The Three LawsBased on his observations, Hahnemann postulated three major laws of homeopathy: the first two proposed early in his practice, the third after 20 years of practicing. (There are at least six other relatively minor laws as well.)The first law is known as the Law of Similars, or “like cures like.” This law states that “a substance that produces a certain set of symptoms in a healthy person has the power to cure a sick person manifesting those same symptoms.” The second law, or Law of Infinitesimals, states that diluting a remedy makes it more powerful.These two laws in combination define the method of creating homeopathic remedies. The following is an example: the substance ipecac (today, an over-the-counter household remedy for poisoning) causes vomiting. According to the first and second laws of homeopathy, diluted ipecac would potentially treat vomiting, and the more it were diluted, the more effective it would be. Hahnemann’s third law, the Law of Chronic Disease, states that “when disease persists despite treatment, it is the result of one or more conditions that affect many people and have been driven deep inside the body by earlier allopathic therapy.” 2The word allopathic, which is sometimes today used to describe conventional medicine, was also a creation of Hahnemann and was used as the opposite of “homeopathic.” Allopathic means “other than the disease,” while homeopathic means “same as the disease.” In other words, homeopathy uses remedies that, when taken in high doses by healthy people (according to the first law), cause symptoms similar to those of the disease it is intended to treat. However, the allopathic remedies used by conventional physicians, such as prednisone for asthma, do not have the same relationship. They simply relieve the symptoms, and for that reason (according to homeopathic theory), do not get to the heart of the problem.Hahnemann felt that allopathic treatments were actually harmful. A person with a skin rash provides an example. To Hahnemann, such a condition represents the body’s attempt to “release” a deeper illness. Homeopathic treatment would seek to facilitate such a release.

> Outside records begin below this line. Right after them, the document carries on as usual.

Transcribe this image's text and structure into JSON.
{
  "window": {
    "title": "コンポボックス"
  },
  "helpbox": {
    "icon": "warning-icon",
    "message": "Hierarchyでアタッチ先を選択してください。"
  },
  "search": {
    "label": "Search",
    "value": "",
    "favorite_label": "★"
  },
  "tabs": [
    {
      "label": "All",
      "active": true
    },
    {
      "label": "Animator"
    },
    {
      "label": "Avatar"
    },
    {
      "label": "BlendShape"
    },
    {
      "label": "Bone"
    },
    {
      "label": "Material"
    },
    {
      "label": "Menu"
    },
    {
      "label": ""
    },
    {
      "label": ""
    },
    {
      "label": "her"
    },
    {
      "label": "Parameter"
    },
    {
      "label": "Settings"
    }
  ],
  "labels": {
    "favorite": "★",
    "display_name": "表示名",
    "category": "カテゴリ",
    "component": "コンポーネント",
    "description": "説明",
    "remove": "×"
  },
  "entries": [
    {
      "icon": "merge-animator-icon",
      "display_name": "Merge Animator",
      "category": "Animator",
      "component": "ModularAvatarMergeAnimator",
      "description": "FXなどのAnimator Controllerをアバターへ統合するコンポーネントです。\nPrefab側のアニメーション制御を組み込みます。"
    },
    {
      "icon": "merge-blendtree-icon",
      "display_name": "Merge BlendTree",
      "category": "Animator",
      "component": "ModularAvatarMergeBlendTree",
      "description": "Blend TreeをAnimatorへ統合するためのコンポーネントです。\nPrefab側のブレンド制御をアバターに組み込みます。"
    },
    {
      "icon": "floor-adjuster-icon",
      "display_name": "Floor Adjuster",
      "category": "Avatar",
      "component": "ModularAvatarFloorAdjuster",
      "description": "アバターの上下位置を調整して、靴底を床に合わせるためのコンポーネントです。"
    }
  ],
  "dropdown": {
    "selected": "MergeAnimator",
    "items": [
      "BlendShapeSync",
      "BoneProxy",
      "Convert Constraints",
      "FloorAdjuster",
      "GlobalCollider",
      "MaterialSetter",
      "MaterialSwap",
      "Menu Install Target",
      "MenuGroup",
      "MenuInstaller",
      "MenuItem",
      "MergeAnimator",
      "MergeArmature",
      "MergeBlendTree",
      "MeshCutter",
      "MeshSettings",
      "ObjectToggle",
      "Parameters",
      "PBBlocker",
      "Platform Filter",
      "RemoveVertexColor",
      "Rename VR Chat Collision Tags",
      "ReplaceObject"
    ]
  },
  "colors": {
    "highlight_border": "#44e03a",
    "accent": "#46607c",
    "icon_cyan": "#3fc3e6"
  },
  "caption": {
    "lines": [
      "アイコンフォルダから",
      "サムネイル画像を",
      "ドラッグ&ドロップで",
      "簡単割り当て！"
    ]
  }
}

In contrast, allopathic remedies, like cortisone cream, “suppress” the rash and thereby drive the illness back into the body.Note that herbal remedies are also allopathic, according to this principle. Taking St. John’s wort for depression, according to homeopathy, is just as likely to worsen the underlying problem as using Prozac. Furthermore, herbs, like drugs, are said to interfere with the effectiveness of homeopathic remedies. Thus, contrary to popular opinion, homeopathy and herbal medicine are not compatible.In further work developing the third law, Hahnemann elaborated on the various types of deeply buried diseases that could be the roots of many illnesses. He focused ultimately on psoriasis and syphilis as the primary underlying “miasms” beneath many health problems. However, this feature of his theory is less popular with today’s practitioners of homeopathy.